And so that is a real-world experience for them. We’re able to use numbers, the spreadsheet program. The students do a lot of work with reading graphs, and making some predictions from graphs, as the year progresses we do more and more, and that’s a real world application for our technology that we have. Creativity is a real-world application. Being able to problem-solve and make it work is important in understanding the thinking outside of this math worksheet is important.
Jeremy Cox (04:12)
I think going into it I imagined that, there would be one type of student that would embrace the technology, the so called "geek," the "techno-nerd," as it were, who would really be able to just run with it and do anything that I or any other teacher would ask them to do. But it really hasn’t been the case where only one type of student has really benefited. Every student is capable of doing different things with the technology. There are some students that are really good at making an iMovie. There are some students that are really good at putting together a spreadsheet, but when I get them together, they really sort of feed off of each other’s abilities. So I try to create assignments where they have different components.
(04:57)
Maybe you need to do an iMovie and produce some kind of flyer in pages. So by working together on those two separate types of technology, they can develop skills that they may not have had going into it. So it’s not really one type of student, one demographic, one type of exceptionality that has benefited more from the technology. It’s really all students that benefit in different ways. And that’s really what we hope to achieve here.
Becky Goddard (05:21)
I believe that technology motivates our students. Being able to use the technology is a true motivator. They’re more motivated through technology. However, when it boils down to it, the true motivator for students, it’s just understanding that someone’s there to encourage them, not make them feel bad, not, you know, judge them. So I think students are motivated to my expectations. You know, if I’m their biggest cheerleader, then they don’t want to disappoint me, they want to please me, and they want me to see that they’re working hard.
Leila Moog (05:56)

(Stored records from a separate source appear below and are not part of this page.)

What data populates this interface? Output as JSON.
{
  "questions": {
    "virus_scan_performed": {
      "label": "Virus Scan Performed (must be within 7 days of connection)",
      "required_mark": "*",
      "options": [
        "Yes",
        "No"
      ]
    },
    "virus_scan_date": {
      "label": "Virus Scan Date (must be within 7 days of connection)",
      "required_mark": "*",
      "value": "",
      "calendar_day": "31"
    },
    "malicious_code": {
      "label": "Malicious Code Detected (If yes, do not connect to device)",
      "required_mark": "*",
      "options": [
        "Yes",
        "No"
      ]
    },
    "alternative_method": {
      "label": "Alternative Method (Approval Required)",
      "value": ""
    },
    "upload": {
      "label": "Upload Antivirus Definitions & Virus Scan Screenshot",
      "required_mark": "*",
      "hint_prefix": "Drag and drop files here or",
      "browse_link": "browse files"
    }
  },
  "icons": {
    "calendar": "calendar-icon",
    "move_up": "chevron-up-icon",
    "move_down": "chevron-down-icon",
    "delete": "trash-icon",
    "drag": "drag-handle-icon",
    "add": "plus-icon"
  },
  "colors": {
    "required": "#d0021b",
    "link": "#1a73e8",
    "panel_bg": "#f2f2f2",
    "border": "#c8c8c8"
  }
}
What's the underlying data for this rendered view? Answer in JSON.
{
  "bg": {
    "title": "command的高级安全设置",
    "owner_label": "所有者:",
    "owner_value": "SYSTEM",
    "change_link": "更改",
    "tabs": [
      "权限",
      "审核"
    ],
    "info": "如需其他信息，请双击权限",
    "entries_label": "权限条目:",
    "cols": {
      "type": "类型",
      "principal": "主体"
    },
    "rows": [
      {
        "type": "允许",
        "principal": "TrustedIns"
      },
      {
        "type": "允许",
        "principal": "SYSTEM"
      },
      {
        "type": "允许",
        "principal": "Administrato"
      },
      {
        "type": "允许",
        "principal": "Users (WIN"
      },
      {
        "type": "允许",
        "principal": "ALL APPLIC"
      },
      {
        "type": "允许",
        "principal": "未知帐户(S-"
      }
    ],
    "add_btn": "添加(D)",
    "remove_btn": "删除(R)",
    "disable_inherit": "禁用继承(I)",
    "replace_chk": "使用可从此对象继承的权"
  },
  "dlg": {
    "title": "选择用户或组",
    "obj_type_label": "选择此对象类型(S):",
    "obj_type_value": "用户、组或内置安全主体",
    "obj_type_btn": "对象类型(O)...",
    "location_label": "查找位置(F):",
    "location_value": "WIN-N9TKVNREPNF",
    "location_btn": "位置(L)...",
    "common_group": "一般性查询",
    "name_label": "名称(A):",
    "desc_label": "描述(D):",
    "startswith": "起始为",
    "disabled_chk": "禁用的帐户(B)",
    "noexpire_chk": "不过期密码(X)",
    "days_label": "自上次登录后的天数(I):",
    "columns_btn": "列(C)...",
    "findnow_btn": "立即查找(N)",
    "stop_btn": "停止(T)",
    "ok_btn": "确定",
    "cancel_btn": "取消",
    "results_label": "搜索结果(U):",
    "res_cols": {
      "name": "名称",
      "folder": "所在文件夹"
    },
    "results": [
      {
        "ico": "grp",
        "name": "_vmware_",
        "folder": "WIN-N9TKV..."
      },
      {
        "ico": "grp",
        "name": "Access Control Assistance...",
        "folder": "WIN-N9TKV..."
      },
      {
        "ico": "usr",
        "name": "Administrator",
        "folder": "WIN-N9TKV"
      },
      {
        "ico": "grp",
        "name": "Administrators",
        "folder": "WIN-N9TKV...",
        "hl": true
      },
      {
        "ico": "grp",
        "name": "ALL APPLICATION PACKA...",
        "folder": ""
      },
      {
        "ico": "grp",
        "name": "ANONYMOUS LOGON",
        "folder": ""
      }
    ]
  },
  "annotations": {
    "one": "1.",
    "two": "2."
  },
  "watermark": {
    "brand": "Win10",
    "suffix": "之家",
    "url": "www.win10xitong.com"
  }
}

We as teachers now are more guidance rather than leaders. And I don’t think it’s necessary to have you regurgitate the information, like maybe when we went to school, and memorize everything. If we can make sure they know how to find out the information, that’s more our role.